◆ **SOURCE DATA**:

============================================================

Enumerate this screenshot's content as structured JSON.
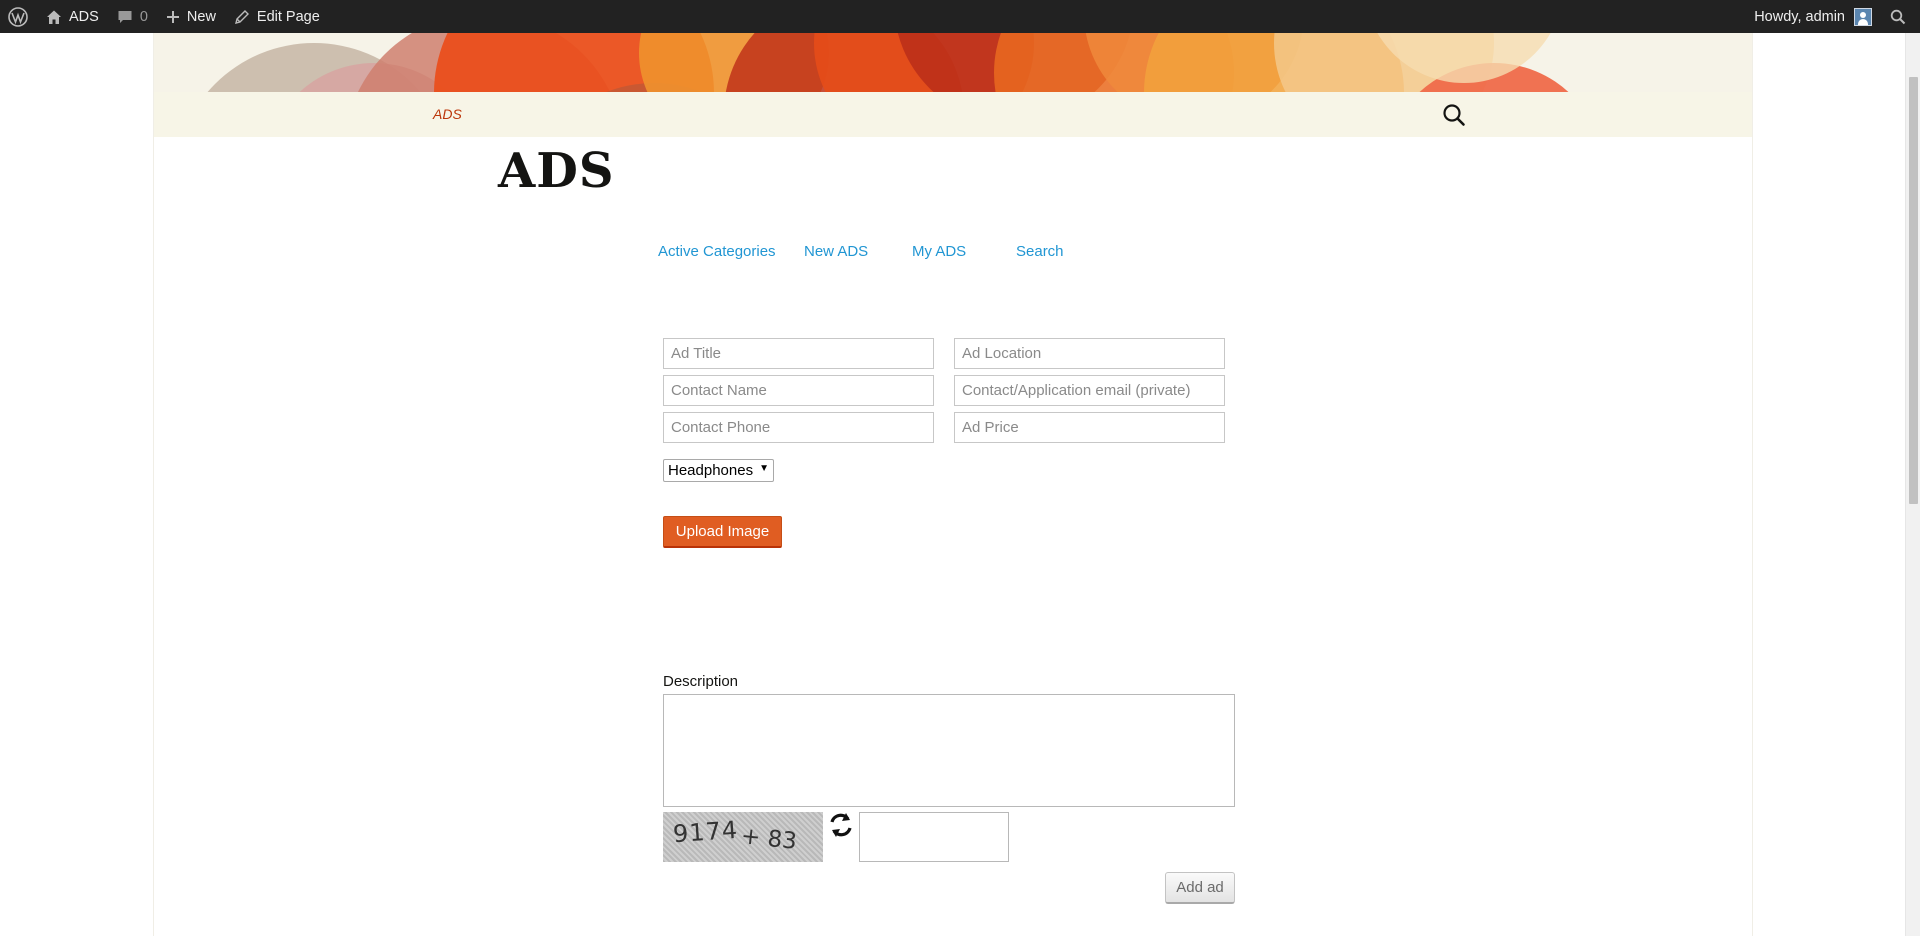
{
  "adminbar": {
    "site_name": "ADS",
    "comments_count": "0",
    "new_label": "New",
    "edit_label": "Edit Page",
    "greeting": "Howdy, admin"
  },
  "site": {
    "nav_item": "ADS",
    "page_title": "ADS"
  },
  "subnav": {
    "items": [
      "Active Categories",
      "New ADS",
      "My ADS",
      "Search"
    ]
  },
  "form": {
    "ad_title_placeholder": "Ad Title",
    "ad_location_placeholder": "Ad Location",
    "contact_name_placeholder": "Contact Name",
    "contact_email_placeholder": "Contact/Application email (private)",
    "contact_phone_placeholder": "Contact Phone",
    "ad_price_placeholder": "Ad Price",
    "category_selected": "Headphones",
    "upload_label": "Upload Image",
    "description_label": "Description",
    "captcha_text_1": "9174",
    "captcha_text_2": "+ 83",
    "submit_label": "Add ad"
  },
  "colors": {
    "accent": "#e05d22",
    "link": "#2196d3",
    "nav_active": "#bc360a",
    "adminbar_bg": "#222222"
  }
}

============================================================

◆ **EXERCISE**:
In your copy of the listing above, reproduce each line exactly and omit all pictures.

◆ **SOLUTION BELOW**:
Enumerate this screenshot's content as structured JSON.
{
  "adminbar": {
    "site_name": "ADS",
    "comments_count": "0",
    "new_label": "New",
    "edit_label": "Edit Page",
    "greeting": "Howdy, admin"
  },
  "site": {
    "nav_item": "ADS",
    "page_title": "ADS"
  },
  "subnav": {
    "items": [
      "Active Categories",
      "New ADS",
      "My ADS",
      "Search"
    ]
  },
  "form": {
    "ad_title_placeholder": "Ad Title",
    "ad_location_placeholder": "Ad Location",
    "contact_name_placeholder": "Contact Name",
    "contact_email_placeholder": "Contact/Application email (private)",
    "contact_phone_placeholder": "Contact Phone",
    "ad_price_placeholder": "Ad Price",
    "category_selected": "Headphones",
    "upload_label": "Upload Image",
    "description_label": "Description",
    "captcha_text_1": "9174",
    "captcha_text_2": "+ 83",
    "submit_label": "Add ad"
  },
  "colors": {
    "accent": "#e05d22",
    "link": "#2196d3",
    "nav_active": "#bc360a",
    "adminbar_bg": "#222222"
  }
}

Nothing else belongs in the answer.